Your task: Find and copy each line of the listing below that has the word "values" in it.

Data records:
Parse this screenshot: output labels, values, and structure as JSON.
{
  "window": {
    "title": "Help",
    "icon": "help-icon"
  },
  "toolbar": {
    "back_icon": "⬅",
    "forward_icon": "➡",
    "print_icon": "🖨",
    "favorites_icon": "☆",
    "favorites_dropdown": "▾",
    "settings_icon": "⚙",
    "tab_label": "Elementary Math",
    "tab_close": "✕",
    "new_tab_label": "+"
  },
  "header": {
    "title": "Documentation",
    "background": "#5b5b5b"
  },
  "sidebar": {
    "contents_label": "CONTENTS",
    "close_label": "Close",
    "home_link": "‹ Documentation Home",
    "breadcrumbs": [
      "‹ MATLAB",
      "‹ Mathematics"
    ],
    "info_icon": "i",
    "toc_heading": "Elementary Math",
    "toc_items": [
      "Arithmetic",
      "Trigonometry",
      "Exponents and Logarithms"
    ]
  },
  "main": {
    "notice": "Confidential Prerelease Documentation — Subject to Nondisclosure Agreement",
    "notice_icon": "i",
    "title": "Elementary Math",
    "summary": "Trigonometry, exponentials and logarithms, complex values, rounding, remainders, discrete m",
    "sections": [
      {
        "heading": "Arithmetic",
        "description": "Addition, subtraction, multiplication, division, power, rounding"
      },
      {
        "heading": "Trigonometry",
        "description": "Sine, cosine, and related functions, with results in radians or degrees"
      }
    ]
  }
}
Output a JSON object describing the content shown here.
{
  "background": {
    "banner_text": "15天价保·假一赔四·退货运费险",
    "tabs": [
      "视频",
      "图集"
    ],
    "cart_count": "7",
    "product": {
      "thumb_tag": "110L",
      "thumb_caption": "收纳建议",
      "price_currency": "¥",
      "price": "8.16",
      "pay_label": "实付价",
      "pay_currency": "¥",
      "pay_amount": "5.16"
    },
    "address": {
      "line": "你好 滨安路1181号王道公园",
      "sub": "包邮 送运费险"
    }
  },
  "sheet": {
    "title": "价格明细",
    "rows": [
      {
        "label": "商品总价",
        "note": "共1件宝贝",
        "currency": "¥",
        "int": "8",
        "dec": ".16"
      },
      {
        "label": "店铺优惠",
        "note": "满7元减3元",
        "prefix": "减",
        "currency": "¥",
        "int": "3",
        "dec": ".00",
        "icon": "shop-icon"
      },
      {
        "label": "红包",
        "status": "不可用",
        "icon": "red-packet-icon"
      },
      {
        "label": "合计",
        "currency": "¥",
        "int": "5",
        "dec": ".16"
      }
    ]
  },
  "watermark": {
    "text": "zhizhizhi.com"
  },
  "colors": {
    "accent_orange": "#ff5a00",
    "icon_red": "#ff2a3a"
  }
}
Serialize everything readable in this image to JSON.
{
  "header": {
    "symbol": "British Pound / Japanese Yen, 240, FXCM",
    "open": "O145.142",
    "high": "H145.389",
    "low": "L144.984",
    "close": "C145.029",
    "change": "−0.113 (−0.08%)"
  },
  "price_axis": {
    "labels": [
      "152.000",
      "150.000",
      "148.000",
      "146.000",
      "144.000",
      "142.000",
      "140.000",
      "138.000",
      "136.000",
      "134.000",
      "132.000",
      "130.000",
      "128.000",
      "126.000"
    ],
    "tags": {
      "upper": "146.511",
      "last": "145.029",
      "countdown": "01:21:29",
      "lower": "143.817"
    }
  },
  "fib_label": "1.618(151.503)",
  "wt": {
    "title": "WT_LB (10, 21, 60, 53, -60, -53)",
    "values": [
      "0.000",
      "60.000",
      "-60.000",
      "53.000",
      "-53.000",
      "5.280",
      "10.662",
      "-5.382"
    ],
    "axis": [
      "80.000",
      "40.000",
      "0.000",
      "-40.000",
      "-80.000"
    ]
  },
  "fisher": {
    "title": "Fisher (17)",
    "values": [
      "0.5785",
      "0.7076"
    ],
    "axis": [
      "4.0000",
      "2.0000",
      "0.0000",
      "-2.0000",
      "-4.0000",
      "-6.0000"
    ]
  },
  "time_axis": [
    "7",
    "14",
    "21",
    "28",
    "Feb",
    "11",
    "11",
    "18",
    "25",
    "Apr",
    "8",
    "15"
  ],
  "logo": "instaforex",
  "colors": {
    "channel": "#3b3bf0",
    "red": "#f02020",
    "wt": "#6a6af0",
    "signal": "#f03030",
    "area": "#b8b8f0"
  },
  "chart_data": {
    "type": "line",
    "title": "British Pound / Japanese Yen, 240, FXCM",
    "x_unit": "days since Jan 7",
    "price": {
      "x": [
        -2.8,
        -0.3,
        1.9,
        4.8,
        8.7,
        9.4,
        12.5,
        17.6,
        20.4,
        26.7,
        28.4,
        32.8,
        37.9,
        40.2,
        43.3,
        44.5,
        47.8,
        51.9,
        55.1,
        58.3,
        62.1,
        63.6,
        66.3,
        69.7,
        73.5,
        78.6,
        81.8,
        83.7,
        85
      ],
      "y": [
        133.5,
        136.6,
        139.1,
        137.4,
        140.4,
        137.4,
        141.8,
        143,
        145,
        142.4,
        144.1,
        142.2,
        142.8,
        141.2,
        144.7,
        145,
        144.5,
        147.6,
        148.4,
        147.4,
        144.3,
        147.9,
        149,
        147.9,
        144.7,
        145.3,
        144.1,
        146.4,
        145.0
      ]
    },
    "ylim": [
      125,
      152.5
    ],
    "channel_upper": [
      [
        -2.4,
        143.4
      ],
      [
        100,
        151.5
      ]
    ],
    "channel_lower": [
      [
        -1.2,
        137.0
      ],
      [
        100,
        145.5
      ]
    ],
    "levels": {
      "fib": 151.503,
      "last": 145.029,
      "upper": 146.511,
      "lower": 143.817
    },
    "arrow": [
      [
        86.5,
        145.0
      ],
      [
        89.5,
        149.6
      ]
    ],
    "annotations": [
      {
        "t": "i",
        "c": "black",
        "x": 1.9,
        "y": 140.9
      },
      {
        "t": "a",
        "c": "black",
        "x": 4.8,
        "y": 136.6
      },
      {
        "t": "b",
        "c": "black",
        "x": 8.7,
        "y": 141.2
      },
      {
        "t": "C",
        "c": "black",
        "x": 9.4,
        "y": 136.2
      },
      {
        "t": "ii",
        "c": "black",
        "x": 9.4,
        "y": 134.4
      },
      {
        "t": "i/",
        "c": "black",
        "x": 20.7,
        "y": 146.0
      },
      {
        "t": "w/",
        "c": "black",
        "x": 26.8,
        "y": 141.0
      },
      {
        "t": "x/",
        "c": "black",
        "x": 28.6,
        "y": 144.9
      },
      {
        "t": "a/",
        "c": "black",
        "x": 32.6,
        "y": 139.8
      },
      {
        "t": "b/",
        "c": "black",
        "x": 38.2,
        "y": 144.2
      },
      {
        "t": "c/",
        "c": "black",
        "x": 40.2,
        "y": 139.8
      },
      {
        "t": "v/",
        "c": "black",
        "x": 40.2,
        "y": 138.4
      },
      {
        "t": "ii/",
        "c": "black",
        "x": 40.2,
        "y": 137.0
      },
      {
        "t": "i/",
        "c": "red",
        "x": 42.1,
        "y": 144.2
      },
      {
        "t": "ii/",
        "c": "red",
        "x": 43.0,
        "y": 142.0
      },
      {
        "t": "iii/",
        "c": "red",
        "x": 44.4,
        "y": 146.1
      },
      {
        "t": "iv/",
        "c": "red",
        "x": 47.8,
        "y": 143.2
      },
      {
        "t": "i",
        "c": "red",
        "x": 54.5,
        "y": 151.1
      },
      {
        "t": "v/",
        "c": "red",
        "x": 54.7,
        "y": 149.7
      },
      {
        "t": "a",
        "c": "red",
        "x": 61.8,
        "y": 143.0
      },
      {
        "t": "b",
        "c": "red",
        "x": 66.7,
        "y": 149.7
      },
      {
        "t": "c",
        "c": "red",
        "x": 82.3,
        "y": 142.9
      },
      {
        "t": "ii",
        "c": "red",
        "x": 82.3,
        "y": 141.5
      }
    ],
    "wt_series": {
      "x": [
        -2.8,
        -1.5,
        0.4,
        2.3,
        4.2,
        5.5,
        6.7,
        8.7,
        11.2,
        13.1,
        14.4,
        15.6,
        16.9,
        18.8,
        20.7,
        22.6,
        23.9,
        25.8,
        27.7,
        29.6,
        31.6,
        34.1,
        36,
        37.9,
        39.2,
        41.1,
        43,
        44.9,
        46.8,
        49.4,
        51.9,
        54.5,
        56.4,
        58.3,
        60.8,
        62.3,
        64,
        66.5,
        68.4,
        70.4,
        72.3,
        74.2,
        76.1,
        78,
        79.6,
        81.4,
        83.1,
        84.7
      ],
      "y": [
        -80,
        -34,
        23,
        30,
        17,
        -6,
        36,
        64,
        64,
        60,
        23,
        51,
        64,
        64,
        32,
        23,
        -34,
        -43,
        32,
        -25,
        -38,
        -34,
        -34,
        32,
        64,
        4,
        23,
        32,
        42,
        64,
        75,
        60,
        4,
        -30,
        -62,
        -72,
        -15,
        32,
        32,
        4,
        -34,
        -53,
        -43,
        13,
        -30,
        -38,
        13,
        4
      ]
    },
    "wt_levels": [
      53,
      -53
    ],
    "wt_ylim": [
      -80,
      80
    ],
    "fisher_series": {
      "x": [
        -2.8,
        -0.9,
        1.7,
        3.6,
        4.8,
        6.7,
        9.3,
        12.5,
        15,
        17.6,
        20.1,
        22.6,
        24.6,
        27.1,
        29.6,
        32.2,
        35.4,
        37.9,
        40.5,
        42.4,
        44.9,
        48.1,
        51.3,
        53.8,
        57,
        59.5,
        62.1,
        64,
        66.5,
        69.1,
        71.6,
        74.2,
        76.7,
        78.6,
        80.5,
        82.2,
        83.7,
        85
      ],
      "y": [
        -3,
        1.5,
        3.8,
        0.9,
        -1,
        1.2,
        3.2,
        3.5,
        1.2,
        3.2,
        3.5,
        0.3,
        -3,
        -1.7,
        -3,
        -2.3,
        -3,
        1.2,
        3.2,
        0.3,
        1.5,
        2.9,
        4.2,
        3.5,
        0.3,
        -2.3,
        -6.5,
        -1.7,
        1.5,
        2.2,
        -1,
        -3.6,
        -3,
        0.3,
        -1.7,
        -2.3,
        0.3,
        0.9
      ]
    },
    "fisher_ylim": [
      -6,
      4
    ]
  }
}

Problem solution:
Parse this screenshot: output labels, values, and structure as JSON.
    "summary": "Trigonometry, exponentials and logarithms, complex values, rounding, remainders, discrete m",
    "values": [
    "values": [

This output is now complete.